<<<<

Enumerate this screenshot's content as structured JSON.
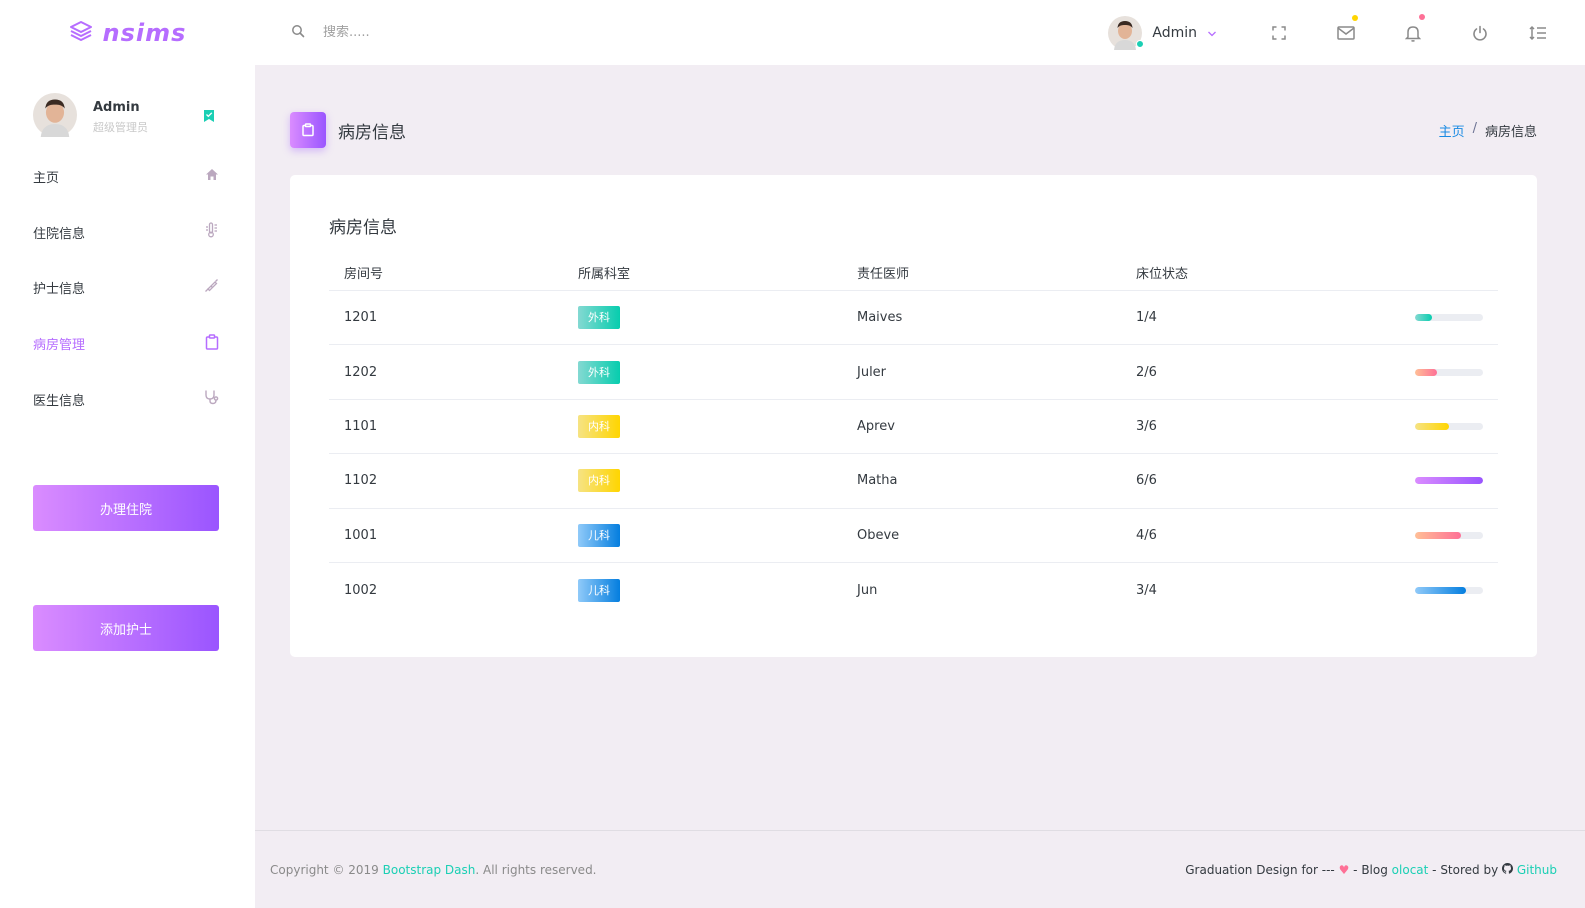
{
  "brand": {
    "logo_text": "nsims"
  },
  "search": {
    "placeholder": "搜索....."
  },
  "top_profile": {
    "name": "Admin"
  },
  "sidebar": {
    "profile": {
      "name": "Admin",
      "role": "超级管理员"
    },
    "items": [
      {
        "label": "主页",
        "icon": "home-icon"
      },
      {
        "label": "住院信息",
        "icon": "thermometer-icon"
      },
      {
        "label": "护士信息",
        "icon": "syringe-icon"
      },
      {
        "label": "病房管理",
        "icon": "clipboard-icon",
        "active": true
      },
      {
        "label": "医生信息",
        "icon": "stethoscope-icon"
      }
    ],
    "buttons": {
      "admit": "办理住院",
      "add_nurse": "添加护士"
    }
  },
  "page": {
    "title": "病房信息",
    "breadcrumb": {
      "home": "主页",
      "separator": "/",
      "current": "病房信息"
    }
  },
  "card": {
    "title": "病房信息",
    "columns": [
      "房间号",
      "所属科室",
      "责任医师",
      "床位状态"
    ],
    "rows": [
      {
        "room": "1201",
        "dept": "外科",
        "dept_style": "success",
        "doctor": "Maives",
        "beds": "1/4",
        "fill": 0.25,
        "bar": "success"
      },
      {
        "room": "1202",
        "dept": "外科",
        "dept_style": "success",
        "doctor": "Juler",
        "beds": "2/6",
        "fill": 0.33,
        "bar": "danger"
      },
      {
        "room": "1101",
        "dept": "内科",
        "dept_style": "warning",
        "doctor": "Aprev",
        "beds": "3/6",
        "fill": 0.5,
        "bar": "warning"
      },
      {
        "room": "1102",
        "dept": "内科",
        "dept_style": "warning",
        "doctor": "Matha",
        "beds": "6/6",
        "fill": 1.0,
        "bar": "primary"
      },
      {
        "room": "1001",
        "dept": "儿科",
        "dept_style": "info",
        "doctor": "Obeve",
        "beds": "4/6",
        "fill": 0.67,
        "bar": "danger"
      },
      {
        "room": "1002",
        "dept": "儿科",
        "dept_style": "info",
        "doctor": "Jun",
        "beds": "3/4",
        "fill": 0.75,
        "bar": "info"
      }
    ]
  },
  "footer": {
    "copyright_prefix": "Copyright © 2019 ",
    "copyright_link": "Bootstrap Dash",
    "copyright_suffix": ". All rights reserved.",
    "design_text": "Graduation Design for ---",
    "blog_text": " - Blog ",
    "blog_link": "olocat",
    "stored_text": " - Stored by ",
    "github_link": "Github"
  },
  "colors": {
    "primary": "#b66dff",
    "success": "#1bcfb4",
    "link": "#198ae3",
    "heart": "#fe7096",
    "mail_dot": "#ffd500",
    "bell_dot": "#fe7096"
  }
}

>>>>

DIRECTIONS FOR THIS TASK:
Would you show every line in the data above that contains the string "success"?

TASK OUTPUT:
        "dept_style": "success",
        "bar": "success"
        "dept_style": "success",
    "success": "#1bcfb4",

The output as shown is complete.